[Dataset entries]
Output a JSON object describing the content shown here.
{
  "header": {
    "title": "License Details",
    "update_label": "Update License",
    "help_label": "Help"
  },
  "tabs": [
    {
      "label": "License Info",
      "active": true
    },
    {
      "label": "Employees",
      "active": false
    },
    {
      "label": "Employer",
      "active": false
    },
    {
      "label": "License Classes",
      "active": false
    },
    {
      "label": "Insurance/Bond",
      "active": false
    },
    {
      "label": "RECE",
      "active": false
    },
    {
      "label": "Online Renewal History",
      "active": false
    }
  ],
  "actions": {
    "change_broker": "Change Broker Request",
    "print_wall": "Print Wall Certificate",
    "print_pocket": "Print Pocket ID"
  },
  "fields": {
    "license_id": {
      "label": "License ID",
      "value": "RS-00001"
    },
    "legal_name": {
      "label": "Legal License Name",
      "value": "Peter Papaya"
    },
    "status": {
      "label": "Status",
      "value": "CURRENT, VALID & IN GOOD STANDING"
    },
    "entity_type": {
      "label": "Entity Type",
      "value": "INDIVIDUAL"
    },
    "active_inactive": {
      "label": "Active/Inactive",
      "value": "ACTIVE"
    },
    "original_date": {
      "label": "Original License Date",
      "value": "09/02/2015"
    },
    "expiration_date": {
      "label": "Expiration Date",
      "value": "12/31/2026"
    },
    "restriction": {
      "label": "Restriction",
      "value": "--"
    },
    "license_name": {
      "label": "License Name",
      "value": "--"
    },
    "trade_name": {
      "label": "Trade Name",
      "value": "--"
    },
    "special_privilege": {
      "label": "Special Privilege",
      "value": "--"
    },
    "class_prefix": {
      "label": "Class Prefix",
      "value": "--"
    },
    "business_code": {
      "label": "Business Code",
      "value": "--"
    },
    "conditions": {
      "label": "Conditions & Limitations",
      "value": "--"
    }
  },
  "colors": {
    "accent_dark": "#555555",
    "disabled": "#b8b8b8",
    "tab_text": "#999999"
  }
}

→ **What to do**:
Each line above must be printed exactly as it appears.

→ **Response box**:
Output a JSON object describing the content shown here.
{
  "header": {
    "title": "License Details",
    "update_label": "Update License",
    "help_label": "Help"
  },
  "tabs": [
    {
      "label": "License Info",
      "active": true
    },
    {
      "label": "Employees",
      "active": false
    },
    {
      "label": "Employer",
      "active": false
    },
    {
      "label": "License Classes",
      "active": false
    },
    {
      "label": "Insurance/Bond",
      "active": false
    },
    {
      "label": "RECE",
      "active": false
    },
    {
      "label": "Online Renewal History",
      "active": false
    }
  ],
  "actions": {
    "change_broker": "Change Broker Request",
    "print_wall": "Print Wall Certificate",
    "print_pocket": "Print Pocket ID"
  },
  "fields": {
    "license_id": {
      "label": "License ID",
      "value": "RS-00001"
    },
    "legal_name": {
      "label": "Legal License Name",
      "value": "Peter Papaya"
    },
    "status": {
      "label": "Status",
      "value": "CURRENT, VALID & IN GOOD STANDING"
    },
    "entity_type": {
      "label": "Entity Type",
      "value": "INDIVIDUAL"
    },
    "active_inactive": {
      "label": "Active/Inactive",
      "value": "ACTIVE"
    },
    "original_date": {
      "label": "Original License Date",
      "value": "09/02/2015"
    },
    "expiration_date": {
      "label": "Expiration Date",
      "value": "12/31/2026"
    },
    "restriction": {
      "label": "Restriction",
      "value": "--"
    },
    "license_name": {
      "label": "License Name",
      "value": "--"
    },
    "trade_name": {
      "label": "Trade Name",
      "value": "--"
    },
    "special_privilege": {
      "label": "Special Privilege",
      "value": "--"
    },
    "class_prefix": {
      "label": "Class Prefix",
      "value": "--"
    },
    "business_code": {
      "label": "Business Code",
      "value": "--"
    },
    "conditions": {
      "label": "Conditions & Limitations",
      "value": "--"
    }
  },
  "colors": {
    "accent_dark": "#555555",
    "disabled": "#b8b8b8",
    "tab_text": "#999999"
  }
}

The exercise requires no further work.